For an organisation which is only five years old, Atheist Ireland has achieved something admirable with the course. By designing the classes around educating about concepts such as reason and humanism, controversy has been mainly avoided. The course, or Atheist Ireland itself, can’t be legitimately derided as following a ”militant” mindset, despite rumours that Richard Dawkins’ The Magic of Reality will be included on the course syllabus (Dawkins is regularly described as being the unofficial head of hardline atheists).
Aside from education, the group is also focusing its efforts on eliminating the Defamation Bill 2009 from Irish society, as it criminalises blasphemy. It also seeks to secularise the Constitution ; each judge and president of the Republic must swear an oath which is religiously worded, ending with the line ”May God sustain and direct me”. Oaths such as this are believed to essentially prohibit non-Christians from holding these positions and are holdovers from the early days of the State.

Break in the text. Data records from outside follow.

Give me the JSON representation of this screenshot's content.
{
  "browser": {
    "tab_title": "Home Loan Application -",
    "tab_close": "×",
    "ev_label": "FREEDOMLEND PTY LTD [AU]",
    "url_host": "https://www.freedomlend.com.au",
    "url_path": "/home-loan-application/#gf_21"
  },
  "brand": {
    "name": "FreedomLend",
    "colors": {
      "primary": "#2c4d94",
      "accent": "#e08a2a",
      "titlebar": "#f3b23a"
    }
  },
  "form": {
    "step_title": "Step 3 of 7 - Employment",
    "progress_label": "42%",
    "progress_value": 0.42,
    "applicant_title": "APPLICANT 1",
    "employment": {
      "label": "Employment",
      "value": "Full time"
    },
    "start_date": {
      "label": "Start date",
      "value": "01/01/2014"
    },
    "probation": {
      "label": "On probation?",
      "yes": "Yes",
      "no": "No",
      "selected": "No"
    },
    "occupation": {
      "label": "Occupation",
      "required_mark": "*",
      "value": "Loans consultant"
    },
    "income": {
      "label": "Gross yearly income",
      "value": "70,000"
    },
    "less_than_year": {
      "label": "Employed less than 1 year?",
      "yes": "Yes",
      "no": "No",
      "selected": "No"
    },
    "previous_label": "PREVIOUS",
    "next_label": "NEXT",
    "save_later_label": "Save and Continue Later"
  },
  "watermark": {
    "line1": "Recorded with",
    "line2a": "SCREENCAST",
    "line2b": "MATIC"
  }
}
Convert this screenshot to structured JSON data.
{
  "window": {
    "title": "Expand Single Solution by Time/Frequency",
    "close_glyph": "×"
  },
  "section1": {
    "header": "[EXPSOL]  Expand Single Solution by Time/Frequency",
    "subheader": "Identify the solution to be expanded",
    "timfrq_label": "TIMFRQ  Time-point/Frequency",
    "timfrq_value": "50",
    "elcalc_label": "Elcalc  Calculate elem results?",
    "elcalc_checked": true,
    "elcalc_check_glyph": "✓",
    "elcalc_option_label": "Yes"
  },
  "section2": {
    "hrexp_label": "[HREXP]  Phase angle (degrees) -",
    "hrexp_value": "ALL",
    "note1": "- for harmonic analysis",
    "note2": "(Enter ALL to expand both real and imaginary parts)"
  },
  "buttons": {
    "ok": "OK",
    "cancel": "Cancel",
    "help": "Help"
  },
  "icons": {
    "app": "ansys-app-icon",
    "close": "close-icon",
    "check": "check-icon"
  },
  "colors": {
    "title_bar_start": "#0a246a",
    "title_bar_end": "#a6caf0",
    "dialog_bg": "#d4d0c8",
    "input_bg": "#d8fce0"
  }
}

This also isn’t the only news from the past few weeks where secularism is being popularised in education, as the French government has made it compulsory for every school to conspicuously display a ”secularism charter” outlining the principles of the nation. France is already a highly secularist country though, and many commentators have already called for a stricter set of rules to be brought in regarding its handling of the State’s many cultures.
We probably won’t see the results of the atheism course on Irish society for some time, assuming there will be any at all. Still, early reactions from pupils and teachers should make for interesting observation. Local schools which will implement the course include Cork Educate Together NS on Grattan Street, near the city centre, and Rochestown Educate Together NS.